-      They understand and integrate dimensions which are spatial (relations between what is local and global) and temporal (relations of past, present and future) in analysing global processes on a political, social, cultural, environmental and technological level.

-      They are aware of the role of citizenship and feel like they have rights and responsibilities when it comes to looking for alternatives and testing new social models. The document believes that the social, political, economic and cultural models are a cultural product and, as such, susceptible to being changed through conscious and intentional action.

-      They recognise the dignity and fundamental rights of every human being and consider the values of equality, solidarity, justice, liberty, etc… as criteria of action.

-      They participate in and actively commit to the life of citizenship at its different levels (local and global) in order to be able to create a world that is more just, inclusive and human.

-      They are interested in knowing and critically reflecting on global problems and how every one of us is affected by them.

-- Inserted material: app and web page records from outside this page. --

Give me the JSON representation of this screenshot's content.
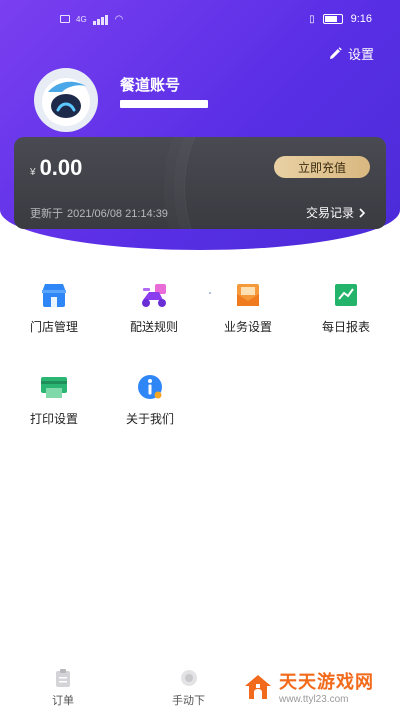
{
  "status_bar": {
    "left_text": "4G",
    "time": "9:16"
  },
  "header": {
    "settings_label": "设置",
    "account_name": "餐道账号"
  },
  "wallet": {
    "currency_symbol": "¥",
    "balance": "0.00",
    "recharge_label": "立即充值",
    "updated_prefix": "更新于",
    "updated_time": "2021/06/08 21:14:39",
    "transactions_label": "交易记录"
  },
  "menu": [
    {
      "label": "门店管理",
      "icon": "store-icon"
    },
    {
      "label": "配送规则",
      "icon": "delivery-scooter-icon"
    },
    {
      "label": "业务设置",
      "icon": "business-envelope-icon"
    },
    {
      "label": "每日报表",
      "icon": "daily-report-chart-icon"
    },
    {
      "label": "打印设置",
      "icon": "printer-icon"
    },
    {
      "label": "关于我们",
      "icon": "info-icon"
    }
  ],
  "tabbar": {
    "tab_orders": "订单",
    "tab_manual": "手动下"
  },
  "watermark": {
    "title": "天天游戏网",
    "url": "www.ttyl23.com"
  },
  "colors": {
    "header_purple": "#5a2fe6",
    "card_dark": "#3f3f46",
    "gold_button": "#e2c28f",
    "watermark_orange": "#f26a1b"
  }
}
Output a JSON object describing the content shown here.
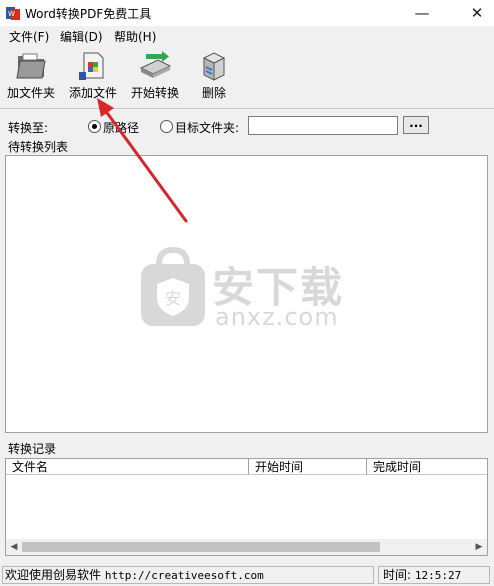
{
  "window": {
    "title": "Word转换PDF免费工具",
    "minimize_glyph": "—",
    "close_glyph": "✕"
  },
  "menu": {
    "file": "文件(F)",
    "edit": "编辑(D)",
    "help": "帮助(H)"
  },
  "toolbar": {
    "add_folder": "加文件夹",
    "add_file": "添加文件",
    "start": "开始转换",
    "delete": "删除"
  },
  "convert": {
    "label": "转换至:",
    "option_original": "原路径",
    "option_target": "目标文件夹:",
    "selected": "原路径",
    "target_value": "",
    "browse": "..."
  },
  "pending": {
    "label": "待转换列表",
    "items": []
  },
  "records": {
    "label": "转换记录",
    "columns": [
      "文件名",
      "开始时间",
      "完成时间"
    ],
    "rows": []
  },
  "statusbar": {
    "prefix": "欢迎使用创易软件",
    "url": "http://creativeesoft.com",
    "time_label": "时间:",
    "time_value": "12:5:27"
  },
  "watermark": {
    "text": "安下载",
    "sub": "anxz.com"
  },
  "colors": {
    "annotation_arrow": "#d9262b"
  },
  "icons": [
    "app-icon",
    "folder-icon",
    "add-file-icon",
    "convert-icon",
    "delete-icon",
    "shield-bag-icon"
  ]
}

-      They take on habits, customs and lifestyles which are in line with the values they claim to have, and they make it possible to build a world which is more just, sustainable and based on solidarity.

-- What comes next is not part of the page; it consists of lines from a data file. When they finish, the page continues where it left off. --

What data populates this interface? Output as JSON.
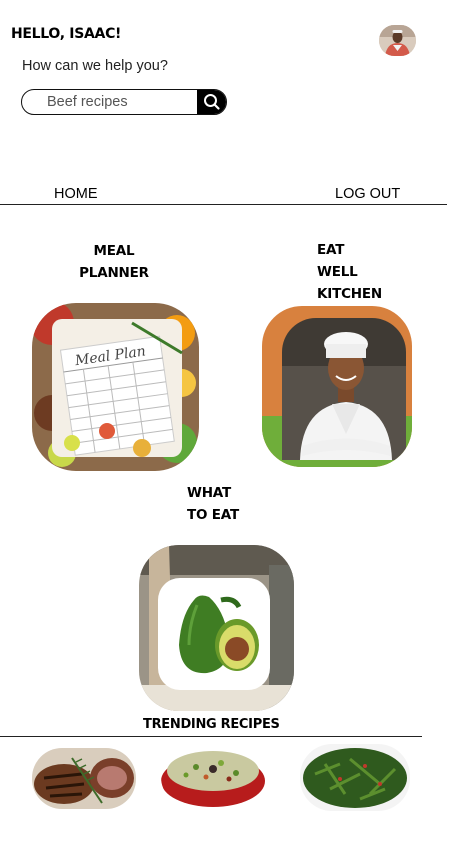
{
  "header": {
    "greeting": "HELLO, ISAAC!",
    "help_text": "How can we help you?"
  },
  "search": {
    "value": "Beef recipes",
    "button_icon": "search-icon"
  },
  "nav": {
    "home": "HOME",
    "logout": "LOG OUT"
  },
  "cards": {
    "meal_planner_line1": "MEAL",
    "meal_planner_line2": "PLANNER",
    "meal_plan_image_text": "Meal Plan",
    "eat_well_line1": "EAT WELL",
    "eat_well_line2": "KITCHEN",
    "what_to_eat_line1": "WHAT",
    "what_to_eat_line2": "TO EAT"
  },
  "trending": {
    "title": "TRENDING RECIPES"
  }
}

-      The respect, value and celebrate diversity.

-      They are angered by social injustice and exclusion, and individually and collectively reflect and constructively act to transform these issues.

-      They support, promote and work in a network, with a plurality of agents of social change, looking to create meet-up spaces.

Ultimately, it is about educating and supporting people so that they know how to confront and take a stance against challenges brought about in the world today.

In this line of thought, which contemplates Development Education and Global Citizenship as a transformative process, we present you with issue 8 of the magazine, in which we tackle different themes related to the socio-historical, political, cultural and educational situation in which we live.

In this issue we focus especially on methodological proposals which, in the area of education, work to change the environment from a local context to a global one. You will thus find an article on the Schools in Solidarity Network run by the Coordinating Body of the NGDOs in Navarra as an educational work proposal with a focus towards social transformation. This collaboration is proceeded by an article related to elements and factors needed to initiate a Development Education project within the strategic planning of an education centre or institution. In it César García Rincón suggests an itinerary on how to start up these types of projects whose educational bid is intersectionally based on DE and GC. Finally, the article written by the Altekio Cooperative treats the OASIS methodology as its main theme. This is a methodology based on participation, the community and transformation, and has become an opportunity to achieve a new approach which will allow for the inclusion of DE and GC in education centres.

Due to our commitment to providing approaches and projects which develop the theory and practice of the DE and GC agendas, we would like to make you aware of the magazine SINERGIAS, which has just published its second issue in Portugal. We have also included two bibliographical reviews with specific educational proposals: learning modules with a focus on gender “¿Qué tiene la manzana de Eva? [What would Eve's apple have?]” created by a team of teachers at the Colegio Nuestra Señora de Fátima and with a research approach coming from the DEEEP, the document “Monitoring and Education for Global Citizenship. A  contribution to Debate”, which presents a reflection on the reference frame used in indicators and evaluations inherent and specific to the DE and GC programmes.

Issue 8 is filled with methodological proposals and study and research approaches for the DE and GC programmes which will allow us to open new paths to develop this concept and its intersectional inclusion in educational policies, which will in turn allow for the development of skills, ideas and transformative actions focused on Human Rights.